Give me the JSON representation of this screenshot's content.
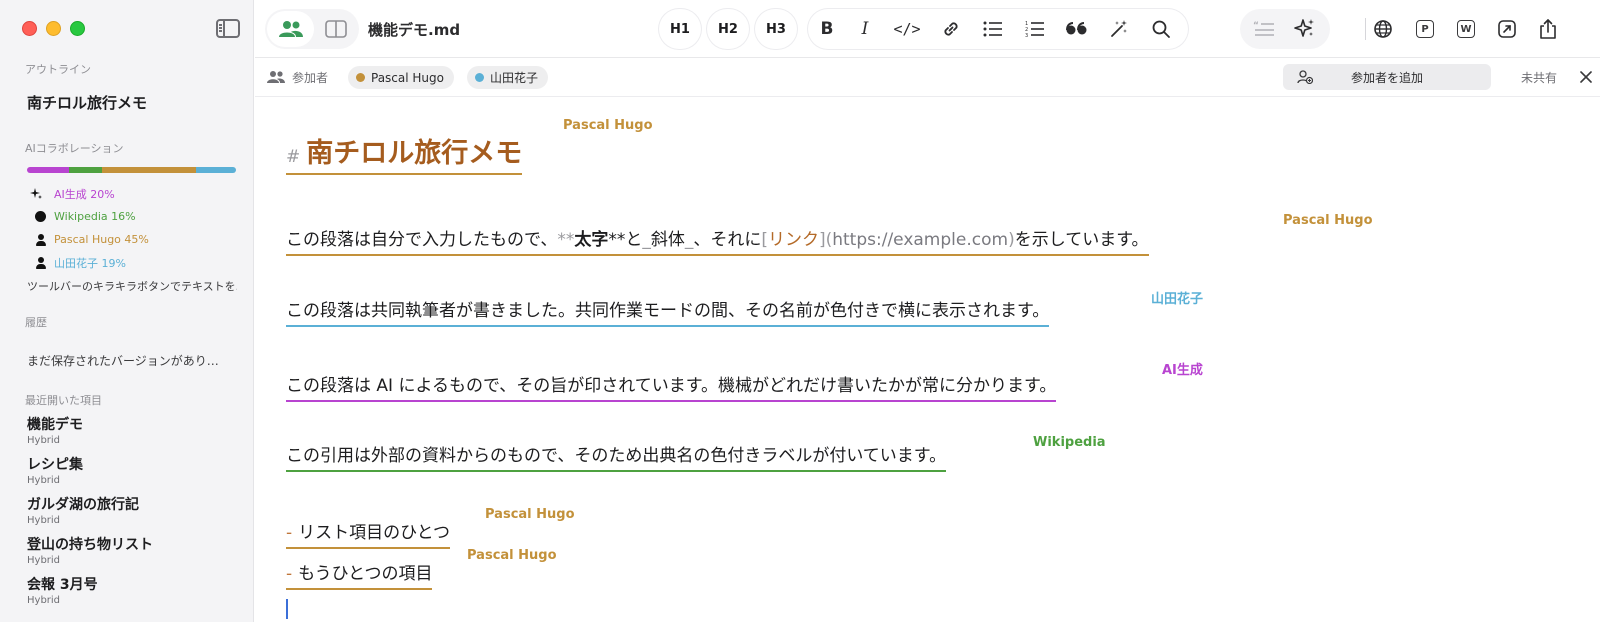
{
  "colors": {
    "pascal": "#c3913a",
    "yamada": "#5bb0d6",
    "ai": "#b844d0",
    "wikipedia": "#4ea140",
    "heading": "#a55c1e"
  },
  "toolbar": {
    "doc_name": "機能デモ.md",
    "h1": "H1",
    "h2": "H2",
    "h3": "H3",
    "bold": "B",
    "italic": "I",
    "code": "</>",
    "p_label": "P",
    "w_label": "W"
  },
  "sidebar": {
    "outline_label": "アウトライン",
    "outline_title": "南チロル旅行メモ",
    "ai_collab_label": "AIコラボレーション",
    "ai_bar": [
      {
        "name": "AI生成",
        "percent": 20,
        "color": "#b844d0"
      },
      {
        "name": "Wikipedia",
        "percent": 16,
        "color": "#4ea140"
      },
      {
        "name": "Pascal Hugo",
        "percent": 45,
        "color": "#c3913a"
      },
      {
        "name": "山田花子",
        "percent": 19,
        "color": "#5bb0d6"
      }
    ],
    "legend": [
      {
        "label": "AI生成 20%",
        "icon": "sparkle-icon",
        "color": "#b844d0"
      },
      {
        "label": "Wikipedia 16%",
        "icon": "circle-icon",
        "color": "#4ea140"
      },
      {
        "label": "Pascal Hugo 45%",
        "icon": "person-icon",
        "color": "#c3913a"
      },
      {
        "label": "山田花子 19%",
        "icon": "person-icon",
        "color": "#5bb0d6"
      }
    ],
    "hint": "ツールバーのキラキラボタンでテキストを...",
    "history_label": "履歴",
    "history_empty": "まだ保存されたバージョンがあり…",
    "recent_label": "最近開いた項目",
    "recents": [
      {
        "name": "機能デモ",
        "mode": "Hybrid"
      },
      {
        "name": "レシピ集",
        "mode": "Hybrid"
      },
      {
        "name": "ガルダ湖の旅行記",
        "mode": "Hybrid"
      },
      {
        "name": "登山の持ち物リスト",
        "mode": "Hybrid"
      },
      {
        "name": "会報 3月号",
        "mode": "Hybrid"
      }
    ]
  },
  "participants": {
    "label": "参加者",
    "chips": [
      {
        "name": "Pascal Hugo",
        "color": "#c3913a"
      },
      {
        "name": "山田花子",
        "color": "#5bb0d6"
      }
    ],
    "add_button": "参加者を追加",
    "status": "未共有"
  },
  "editor": {
    "heading": {
      "hash": "#",
      "text": "南チロル旅行メモ",
      "author": "Pascal Hugo"
    },
    "p1": {
      "t1": "この段落は自分で入力したもので、",
      "m1": "**",
      "b": "太字",
      "m2": "**と",
      "m3": "_",
      "i": "斜体",
      "m4": "_",
      "t2": "、それに",
      "m5": "[",
      "link": "リンク",
      "m6": "](",
      "url": "https://example.com",
      "m7": ")",
      "t3": "を示しています。",
      "author": "Pascal Hugo"
    },
    "p2": {
      "text": "この段落は共同執筆者が書きました。共同作業モードの間、その名前が色付きで横に表示されます。",
      "author": "山田花子"
    },
    "p3": {
      "text": "この段落は AI によるもので、その旨が印されています。機械がどれだけ書いたかが常に分かります。",
      "author": "AI生成"
    },
    "p4": {
      "text": "この引用は外部の資料からのもので、そのため出典名の色付きラベルが付いています。",
      "author": "Wikipedia"
    },
    "list": [
      {
        "marker": "-",
        "text": "リスト項目のひとつ",
        "author": "Pascal Hugo"
      },
      {
        "marker": "-",
        "text": "もうひとつの項目",
        "author": "Pascal Hugo"
      }
    ]
  }
}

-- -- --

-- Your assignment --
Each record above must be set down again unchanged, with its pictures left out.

-- Solution --
Give me the JSON representation of this screenshot's content.
{
  "colors": {
    "pascal": "#c3913a",
    "yamada": "#5bb0d6",
    "ai": "#b844d0",
    "wikipedia": "#4ea140",
    "heading": "#a55c1e"
  },
  "toolbar": {
    "doc_name": "機能デモ.md",
    "h1": "H1",
    "h2": "H2",
    "h3": "H3",
    "bold": "B",
    "italic": "I",
    "code": "</>",
    "p_label": "P",
    "w_label": "W"
  },
  "sidebar": {
    "outline_label": "アウトライン",
    "outline_title": "南チロル旅行メモ",
    "ai_collab_label": "AIコラボレーション",
    "ai_bar": [
      {
        "name": "AI生成",
        "percent": 20,
        "color": "#b844d0"
      },
      {
        "name": "Wikipedia",
        "percent": 16,
        "color": "#4ea140"
      },
      {
        "name": "Pascal Hugo",
        "percent": 45,
        "color": "#c3913a"
      },
      {
        "name": "山田花子",
        "percent": 19,
        "color": "#5bb0d6"
      }
    ],
    "legend": [
      {
        "label": "AI生成 20%",
        "icon": "sparkle-icon",
        "color": "#b844d0"
      },
      {
        "label": "Wikipedia 16%",
        "icon": "circle-icon",
        "color": "#4ea140"
      },
      {
        "label": "Pascal Hugo 45%",
        "icon": "person-icon",
        "color": "#c3913a"
      },
      {
        "label": "山田花子 19%",
        "icon": "person-icon",
        "color": "#5bb0d6"
      }
    ],
    "hint": "ツールバーのキラキラボタンでテキストを...",
    "history_label": "履歴",
    "history_empty": "まだ保存されたバージョンがあり…",
    "recent_label": "最近開いた項目",
    "recents": [
      {
        "name": "機能デモ",
        "mode": "Hybrid"
      },
      {
        "name": "レシピ集",
        "mode": "Hybrid"
      },
      {
        "name": "ガルダ湖の旅行記",
        "mode": "Hybrid"
      },
      {
        "name": "登山の持ち物リスト",
        "mode": "Hybrid"
      },
      {
        "name": "会報 3月号",
        "mode": "Hybrid"
      }
    ]
  },
  "participants": {
    "label": "参加者",
    "chips": [
      {
        "name": "Pascal Hugo",
        "color": "#c3913a"
      },
      {
        "name": "山田花子",
        "color": "#5bb0d6"
      }
    ],
    "add_button": "参加者を追加",
    "status": "未共有"
  },
  "editor": {
    "heading": {
      "hash": "#",
      "text": "南チロル旅行メモ",
      "author": "Pascal Hugo"
    },
    "p1": {
      "t1": "この段落は自分で入力したもので、",
      "m1": "**",
      "b": "太字",
      "m2": "**と",
      "m3": "_",
      "i": "斜体",
      "m4": "_",
      "t2": "、それに",
      "m5": "[",
      "link": "リンク",
      "m6": "](",
      "url": "https://example.com",
      "m7": ")",
      "t3": "を示しています。",
      "author": "Pascal Hugo"
    },
    "p2": {
      "text": "この段落は共同執筆者が書きました。共同作業モードの間、その名前が色付きで横に表示されます。",
      "author": "山田花子"
    },
    "p3": {
      "text": "この段落は AI によるもので、その旨が印されています。機械がどれだけ書いたかが常に分かります。",
      "author": "AI生成"
    },
    "p4": {
      "text": "この引用は外部の資料からのもので、そのため出典名の色付きラベルが付いています。",
      "author": "Wikipedia"
    },
    "list": [
      {
        "marker": "-",
        "text": "リスト項目のひとつ",
        "author": "Pascal Hugo"
      },
      {
        "marker": "-",
        "text": "もうひとつの項目",
        "author": "Pascal Hugo"
      }
    ]
  }
}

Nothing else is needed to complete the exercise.